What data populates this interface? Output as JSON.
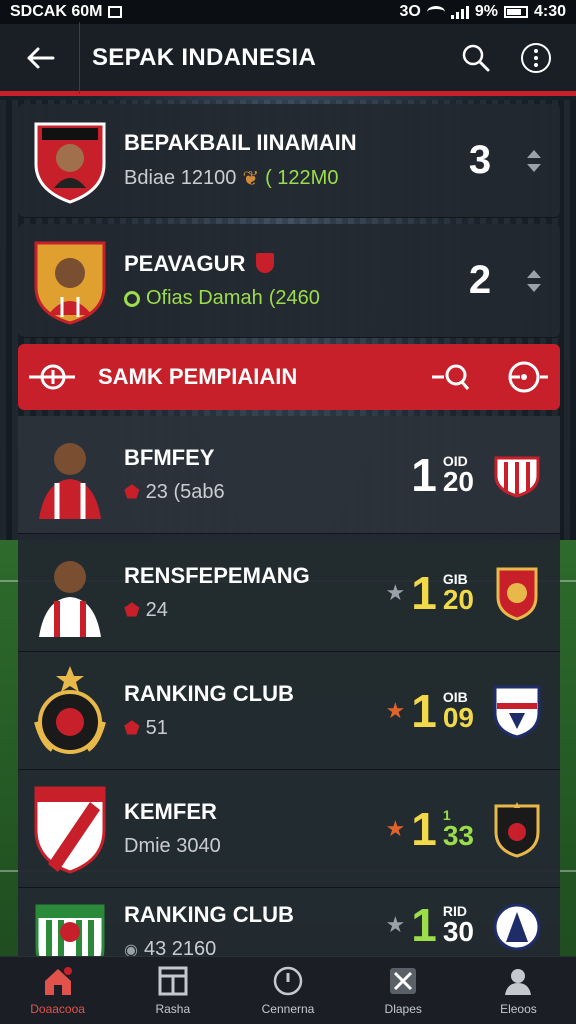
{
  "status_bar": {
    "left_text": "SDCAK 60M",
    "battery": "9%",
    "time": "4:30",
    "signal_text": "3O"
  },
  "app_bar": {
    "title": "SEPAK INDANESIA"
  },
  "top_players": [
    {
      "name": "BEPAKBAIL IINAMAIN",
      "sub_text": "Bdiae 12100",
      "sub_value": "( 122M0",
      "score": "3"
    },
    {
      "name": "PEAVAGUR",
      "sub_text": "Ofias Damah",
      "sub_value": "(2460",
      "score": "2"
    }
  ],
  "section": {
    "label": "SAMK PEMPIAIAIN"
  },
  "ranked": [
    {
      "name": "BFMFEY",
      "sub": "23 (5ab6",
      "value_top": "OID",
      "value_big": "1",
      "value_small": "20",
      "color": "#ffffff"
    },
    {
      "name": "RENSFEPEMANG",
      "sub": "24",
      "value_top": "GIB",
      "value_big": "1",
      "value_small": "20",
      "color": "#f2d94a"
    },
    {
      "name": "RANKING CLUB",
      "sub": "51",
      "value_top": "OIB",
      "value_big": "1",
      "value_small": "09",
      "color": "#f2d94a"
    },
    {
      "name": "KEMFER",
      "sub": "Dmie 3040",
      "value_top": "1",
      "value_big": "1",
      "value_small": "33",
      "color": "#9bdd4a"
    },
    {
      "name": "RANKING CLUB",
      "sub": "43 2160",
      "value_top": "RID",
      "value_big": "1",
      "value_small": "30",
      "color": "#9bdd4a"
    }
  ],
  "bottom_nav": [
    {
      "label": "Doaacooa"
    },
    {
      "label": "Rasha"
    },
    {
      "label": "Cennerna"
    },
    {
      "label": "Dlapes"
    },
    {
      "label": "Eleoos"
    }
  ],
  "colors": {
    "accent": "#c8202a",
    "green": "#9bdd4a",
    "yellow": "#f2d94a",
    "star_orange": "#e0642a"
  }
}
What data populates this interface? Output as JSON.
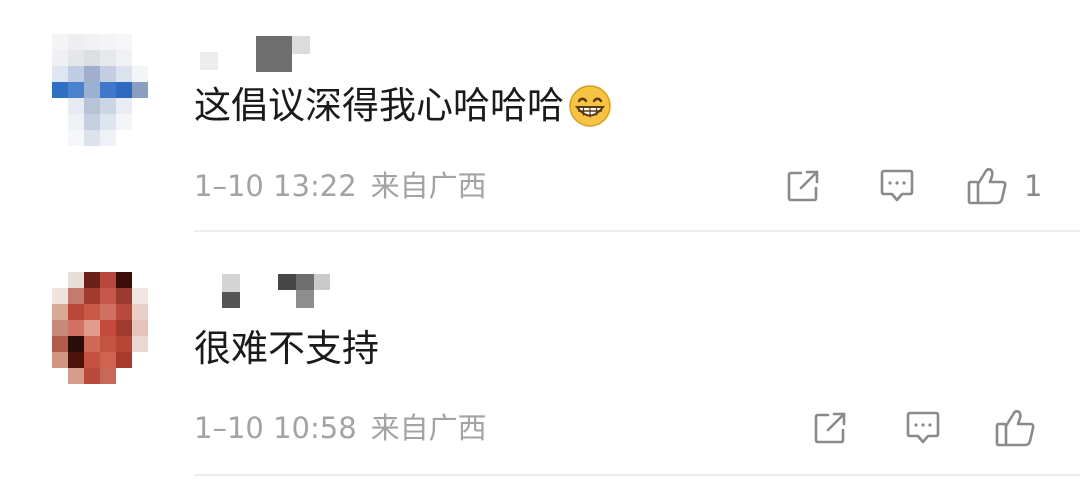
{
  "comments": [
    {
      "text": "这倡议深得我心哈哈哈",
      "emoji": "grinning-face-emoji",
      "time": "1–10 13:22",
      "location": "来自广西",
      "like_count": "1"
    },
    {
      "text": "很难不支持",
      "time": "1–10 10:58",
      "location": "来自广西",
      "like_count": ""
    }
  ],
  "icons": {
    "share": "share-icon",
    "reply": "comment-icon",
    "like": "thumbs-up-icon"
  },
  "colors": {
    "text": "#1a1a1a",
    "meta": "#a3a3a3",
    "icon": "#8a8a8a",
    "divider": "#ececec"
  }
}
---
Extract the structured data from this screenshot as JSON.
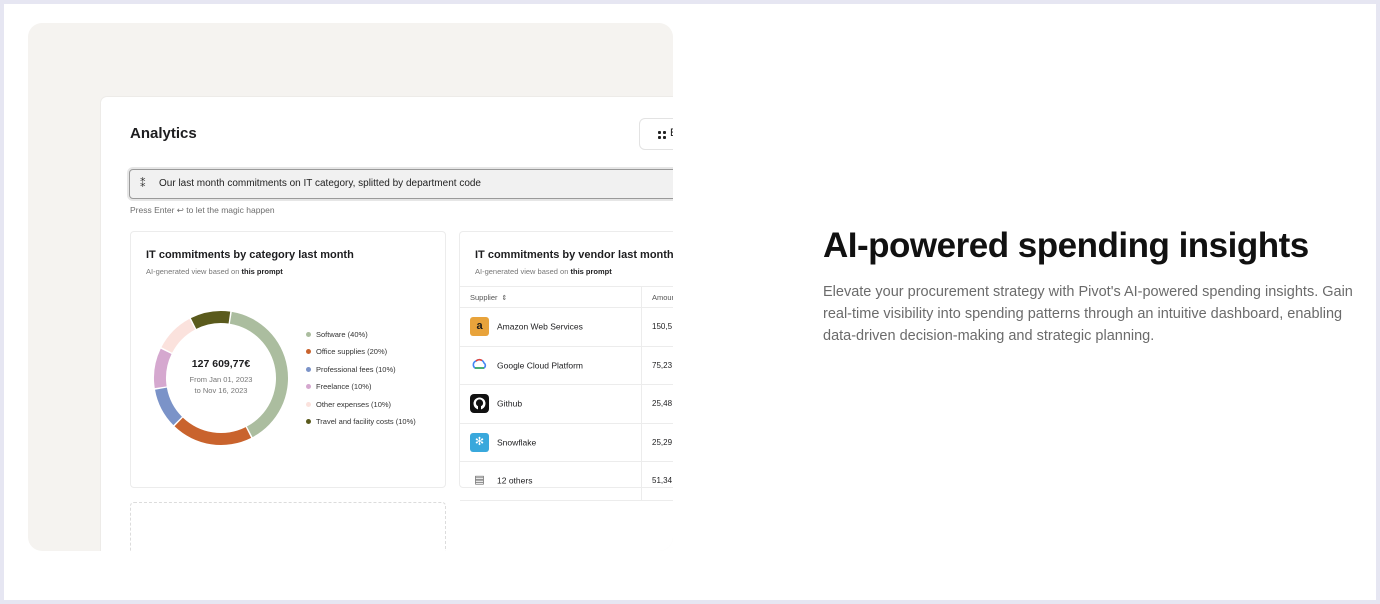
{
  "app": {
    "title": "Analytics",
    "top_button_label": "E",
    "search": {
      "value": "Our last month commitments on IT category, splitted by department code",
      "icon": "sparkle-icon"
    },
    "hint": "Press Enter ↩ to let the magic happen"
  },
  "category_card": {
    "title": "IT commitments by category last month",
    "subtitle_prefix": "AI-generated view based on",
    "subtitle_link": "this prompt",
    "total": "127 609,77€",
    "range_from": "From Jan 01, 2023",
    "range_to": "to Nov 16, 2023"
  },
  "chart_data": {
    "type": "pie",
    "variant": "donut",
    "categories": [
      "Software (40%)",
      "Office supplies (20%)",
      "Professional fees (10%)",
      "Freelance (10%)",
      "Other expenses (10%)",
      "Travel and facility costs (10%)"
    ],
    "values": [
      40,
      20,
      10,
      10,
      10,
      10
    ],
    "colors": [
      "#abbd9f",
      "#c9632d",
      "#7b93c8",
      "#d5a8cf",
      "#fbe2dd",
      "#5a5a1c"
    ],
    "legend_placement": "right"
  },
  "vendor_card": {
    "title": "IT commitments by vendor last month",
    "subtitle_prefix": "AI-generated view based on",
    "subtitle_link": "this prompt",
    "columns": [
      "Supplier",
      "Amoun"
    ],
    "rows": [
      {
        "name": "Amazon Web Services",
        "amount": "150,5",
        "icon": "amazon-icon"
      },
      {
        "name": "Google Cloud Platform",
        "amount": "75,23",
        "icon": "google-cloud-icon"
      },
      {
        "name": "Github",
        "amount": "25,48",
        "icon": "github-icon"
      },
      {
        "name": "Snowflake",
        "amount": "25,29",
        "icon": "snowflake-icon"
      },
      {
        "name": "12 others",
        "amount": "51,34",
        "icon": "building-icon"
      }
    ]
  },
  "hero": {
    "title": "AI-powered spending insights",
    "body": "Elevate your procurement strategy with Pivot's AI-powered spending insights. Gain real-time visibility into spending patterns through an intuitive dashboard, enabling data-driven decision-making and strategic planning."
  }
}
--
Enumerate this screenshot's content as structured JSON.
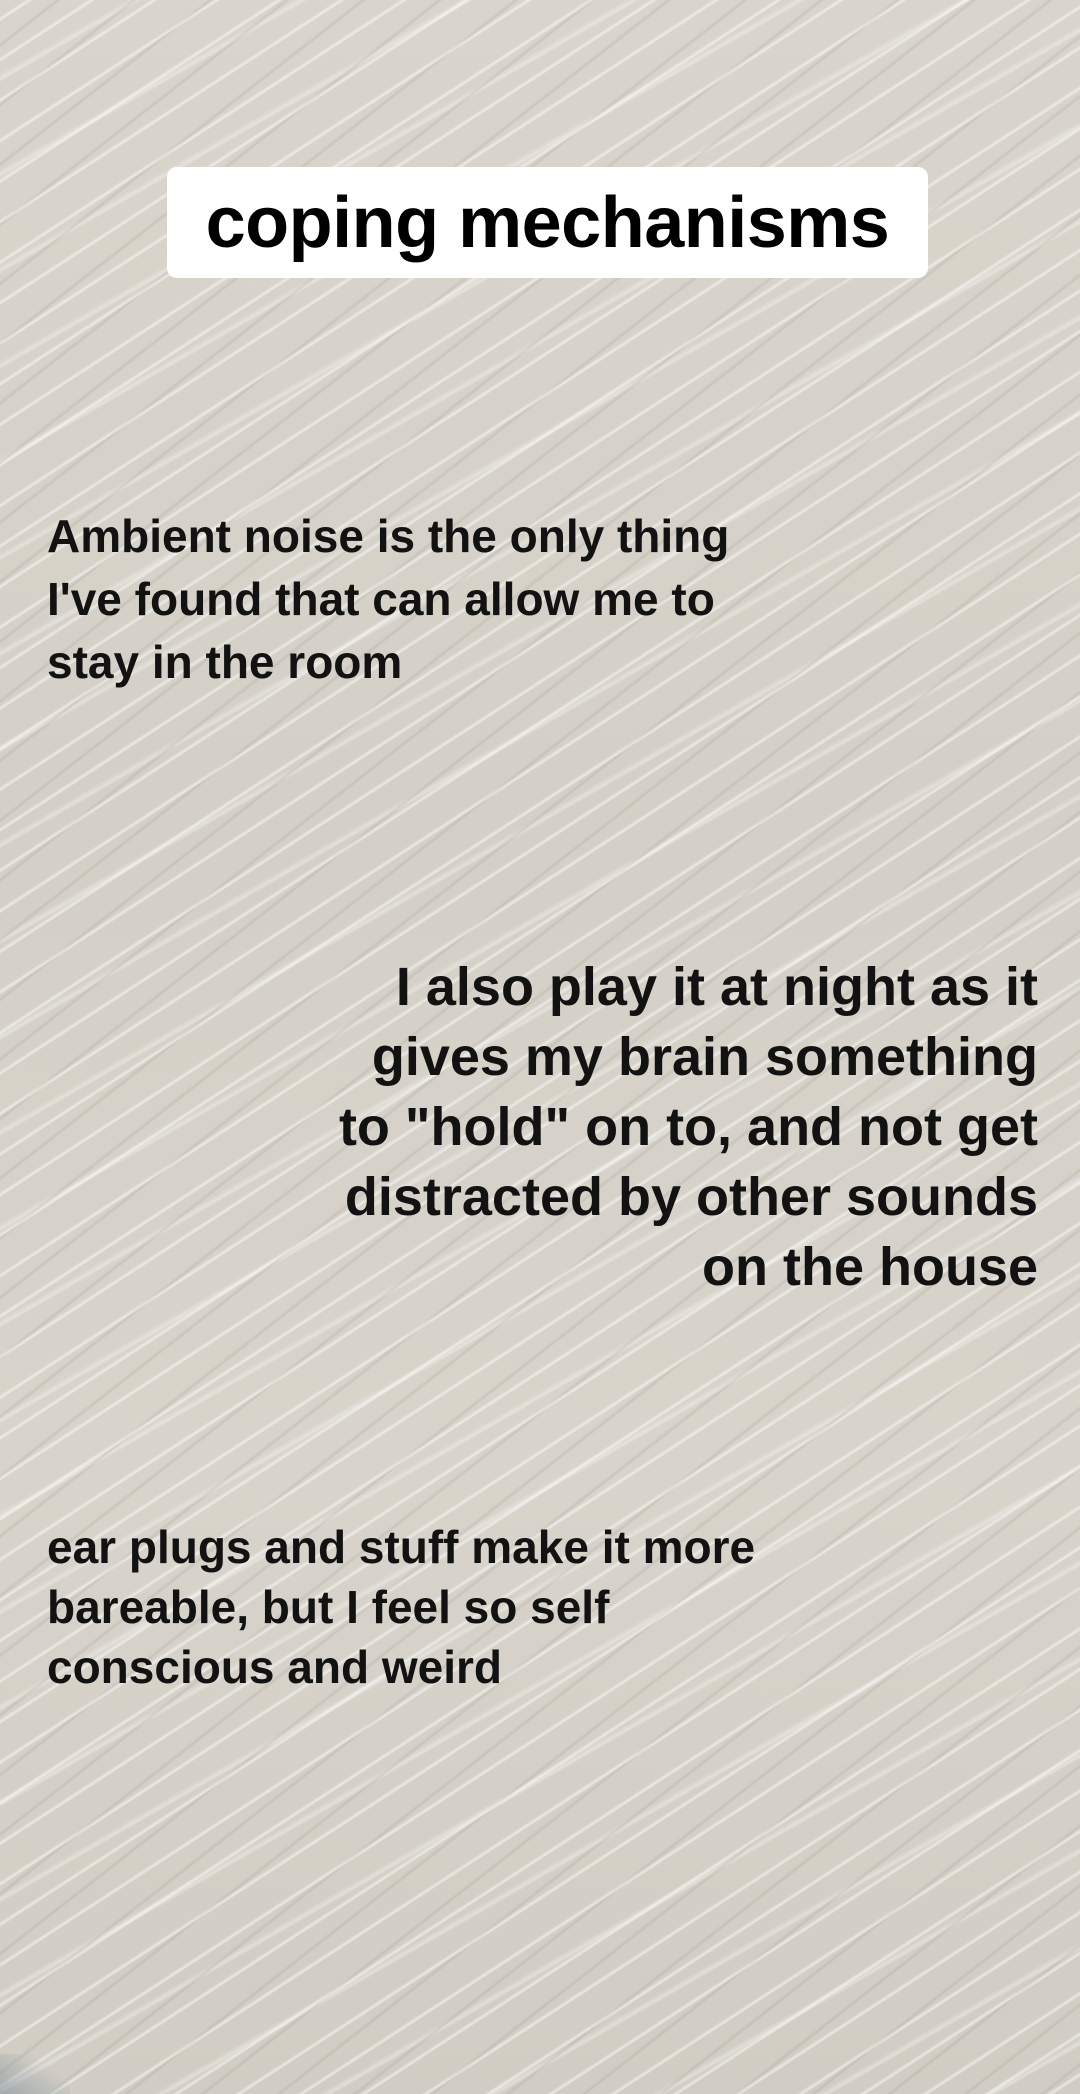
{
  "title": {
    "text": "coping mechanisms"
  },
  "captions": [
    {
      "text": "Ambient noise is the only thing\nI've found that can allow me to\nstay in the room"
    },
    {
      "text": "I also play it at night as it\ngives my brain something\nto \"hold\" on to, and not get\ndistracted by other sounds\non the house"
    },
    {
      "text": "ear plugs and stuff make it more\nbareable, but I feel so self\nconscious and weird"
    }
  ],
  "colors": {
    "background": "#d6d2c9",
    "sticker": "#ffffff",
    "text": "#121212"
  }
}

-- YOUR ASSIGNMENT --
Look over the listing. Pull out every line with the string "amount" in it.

-- SOLUTION --
        "amount": "150,5",
        "amount": "75,23",
        "amount": "25,48",
        "amount": "25,29",
        "amount": "51,34",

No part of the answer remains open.